I’m learning a lot of Arduino stuff right now, since I started yet another project. The objective is to create controllers that output 14-Bit MIDI (also known as [NRPN]) or OSC. Reason is mainly that MIDI pisses me off thousandfold. Why the hell are we still stuck to 7 bits when it comes to controlling musical equipment?!?
So I sat down and started designing a sort of mixer controller for use with [Pure Data] that not only controls but also get a visual feedback on sound levels in the form of LED bar graphs. I did a basic layout I will post later. For now it looks like a standard mixing console with
- 4 channels having
- 1 Fader
- 9 knobs (typically 1xGain, 4xEQ, 4xAux)
- 10 Buttons (Mute, PFL, 4xGroup, 4xPre/Post)
- 10 LEDs to show button states
- 1 12 LED bargraph to show audio levels
That is a lot of analog in and output. Considering the amount of free pins on an Arduino, this calls for some serious multiplexing, of which I did first tests in the last days.
Pure Data audio levels on a LED bar graph
I did some first tests connecting two 10LED bar graphs to 3 4093 shift registers. I played audio files in PD, using [env~] to get the dB levels on a scale from one to ten and send them to the Arduino which then conveyed them into the registers. This was a bit tricky since a register only goes to 8 and the two leftover LEDs have to be controlled with the next one. I got it running after a while, though.
Results: I tested several intervals for [env~] and settled for 8000 samples. Everything else made the display too jumpy. The dynamic of the scale is still not satisfactory. That is something that might be solved by software, but the binary output of the 4096 also limits it a lot. While it`s really cheap this way, I might be better off using a D/A converter.

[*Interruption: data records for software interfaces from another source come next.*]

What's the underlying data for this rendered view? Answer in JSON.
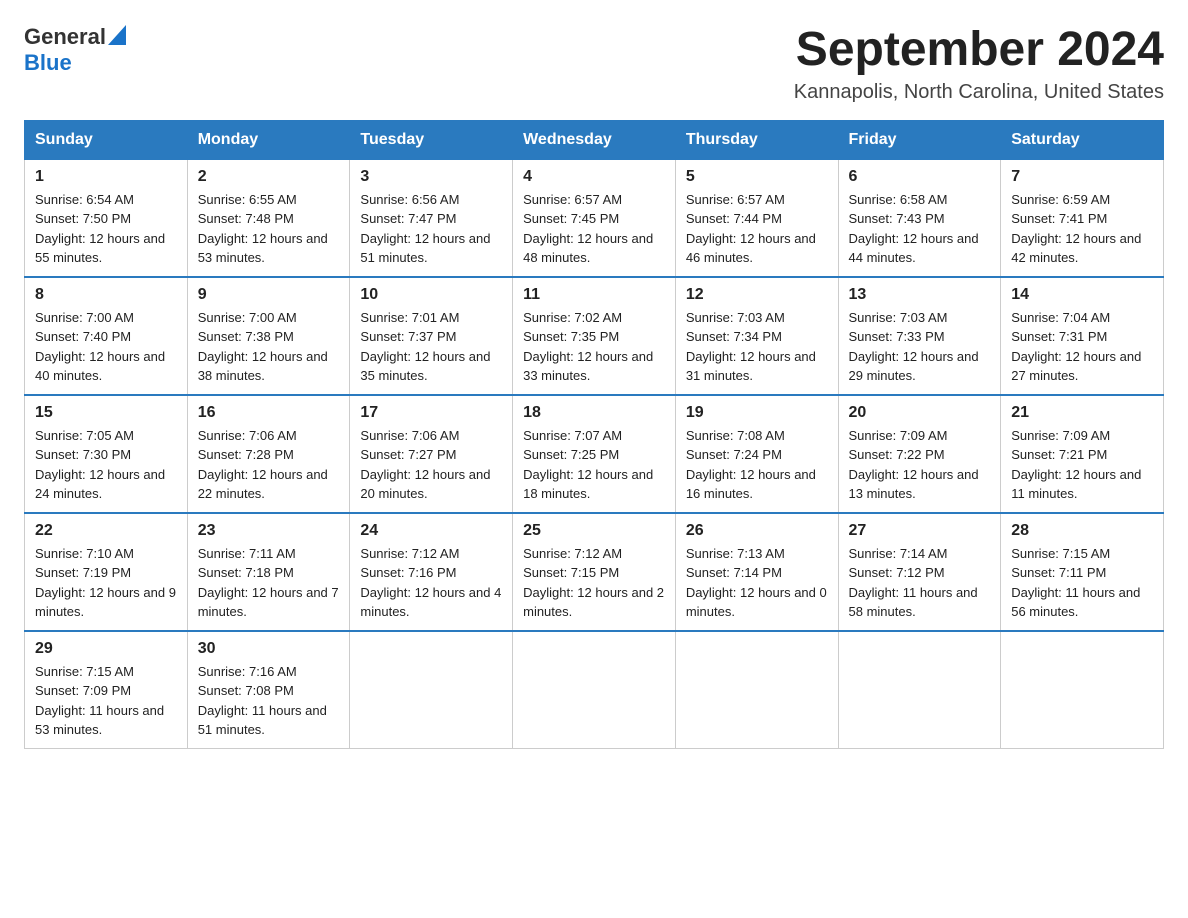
{
  "header": {
    "logo_general": "General",
    "logo_blue": "Blue",
    "month_year": "September 2024",
    "location": "Kannapolis, North Carolina, United States"
  },
  "days_of_week": [
    "Sunday",
    "Monday",
    "Tuesday",
    "Wednesday",
    "Thursday",
    "Friday",
    "Saturday"
  ],
  "weeks": [
    [
      {
        "day": "1",
        "sunrise": "6:54 AM",
        "sunset": "7:50 PM",
        "daylight": "12 hours and 55 minutes."
      },
      {
        "day": "2",
        "sunrise": "6:55 AM",
        "sunset": "7:48 PM",
        "daylight": "12 hours and 53 minutes."
      },
      {
        "day": "3",
        "sunrise": "6:56 AM",
        "sunset": "7:47 PM",
        "daylight": "12 hours and 51 minutes."
      },
      {
        "day": "4",
        "sunrise": "6:57 AM",
        "sunset": "7:45 PM",
        "daylight": "12 hours and 48 minutes."
      },
      {
        "day": "5",
        "sunrise": "6:57 AM",
        "sunset": "7:44 PM",
        "daylight": "12 hours and 46 minutes."
      },
      {
        "day": "6",
        "sunrise": "6:58 AM",
        "sunset": "7:43 PM",
        "daylight": "12 hours and 44 minutes."
      },
      {
        "day": "7",
        "sunrise": "6:59 AM",
        "sunset": "7:41 PM",
        "daylight": "12 hours and 42 minutes."
      }
    ],
    [
      {
        "day": "8",
        "sunrise": "7:00 AM",
        "sunset": "7:40 PM",
        "daylight": "12 hours and 40 minutes."
      },
      {
        "day": "9",
        "sunrise": "7:00 AM",
        "sunset": "7:38 PM",
        "daylight": "12 hours and 38 minutes."
      },
      {
        "day": "10",
        "sunrise": "7:01 AM",
        "sunset": "7:37 PM",
        "daylight": "12 hours and 35 minutes."
      },
      {
        "day": "11",
        "sunrise": "7:02 AM",
        "sunset": "7:35 PM",
        "daylight": "12 hours and 33 minutes."
      },
      {
        "day": "12",
        "sunrise": "7:03 AM",
        "sunset": "7:34 PM",
        "daylight": "12 hours and 31 minutes."
      },
      {
        "day": "13",
        "sunrise": "7:03 AM",
        "sunset": "7:33 PM",
        "daylight": "12 hours and 29 minutes."
      },
      {
        "day": "14",
        "sunrise": "7:04 AM",
        "sunset": "7:31 PM",
        "daylight": "12 hours and 27 minutes."
      }
    ],
    [
      {
        "day": "15",
        "sunrise": "7:05 AM",
        "sunset": "7:30 PM",
        "daylight": "12 hours and 24 minutes."
      },
      {
        "day": "16",
        "sunrise": "7:06 AM",
        "sunset": "7:28 PM",
        "daylight": "12 hours and 22 minutes."
      },
      {
        "day": "17",
        "sunrise": "7:06 AM",
        "sunset": "7:27 PM",
        "daylight": "12 hours and 20 minutes."
      },
      {
        "day": "18",
        "sunrise": "7:07 AM",
        "sunset": "7:25 PM",
        "daylight": "12 hours and 18 minutes."
      },
      {
        "day": "19",
        "sunrise": "7:08 AM",
        "sunset": "7:24 PM",
        "daylight": "12 hours and 16 minutes."
      },
      {
        "day": "20",
        "sunrise": "7:09 AM",
        "sunset": "7:22 PM",
        "daylight": "12 hours and 13 minutes."
      },
      {
        "day": "21",
        "sunrise": "7:09 AM",
        "sunset": "7:21 PM",
        "daylight": "12 hours and 11 minutes."
      }
    ],
    [
      {
        "day": "22",
        "sunrise": "7:10 AM",
        "sunset": "7:19 PM",
        "daylight": "12 hours and 9 minutes."
      },
      {
        "day": "23",
        "sunrise": "7:11 AM",
        "sunset": "7:18 PM",
        "daylight": "12 hours and 7 minutes."
      },
      {
        "day": "24",
        "sunrise": "7:12 AM",
        "sunset": "7:16 PM",
        "daylight": "12 hours and 4 minutes."
      },
      {
        "day": "25",
        "sunrise": "7:12 AM",
        "sunset": "7:15 PM",
        "daylight": "12 hours and 2 minutes."
      },
      {
        "day": "26",
        "sunrise": "7:13 AM",
        "sunset": "7:14 PM",
        "daylight": "12 hours and 0 minutes."
      },
      {
        "day": "27",
        "sunrise": "7:14 AM",
        "sunset": "7:12 PM",
        "daylight": "11 hours and 58 minutes."
      },
      {
        "day": "28",
        "sunrise": "7:15 AM",
        "sunset": "7:11 PM",
        "daylight": "11 hours and 56 minutes."
      }
    ],
    [
      {
        "day": "29",
        "sunrise": "7:15 AM",
        "sunset": "7:09 PM",
        "daylight": "11 hours and 53 minutes."
      },
      {
        "day": "30",
        "sunrise": "7:16 AM",
        "sunset": "7:08 PM",
        "daylight": "11 hours and 51 minutes."
      },
      null,
      null,
      null,
      null,
      null
    ]
  ],
  "labels": {
    "sunrise": "Sunrise:",
    "sunset": "Sunset:",
    "daylight": "Daylight:"
  }
}
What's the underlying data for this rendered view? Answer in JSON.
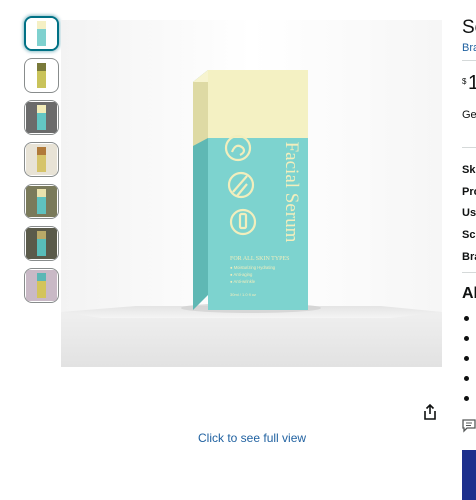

I learned quite some things about serial communication and it’s parsing with the Arduino. I might write a tutorial these days…
Multiplexing analog Inputs with the 4051
To handle the above amount of sliders and potis I’ll have to do multiply it’s analog inputs. The cheapest way I found so far is to use 4051s (8 ins) or 4067s (16 ins). I salvaged a circuit board from a broken midi keyboard of mine that had 8 sliders and 8 knobs in combination with two 4051s, so I wrote a patch that reads these 16 controllers and reports changes to PD. That worked extremely well. I will post the Arduino program and the circuit here in a while.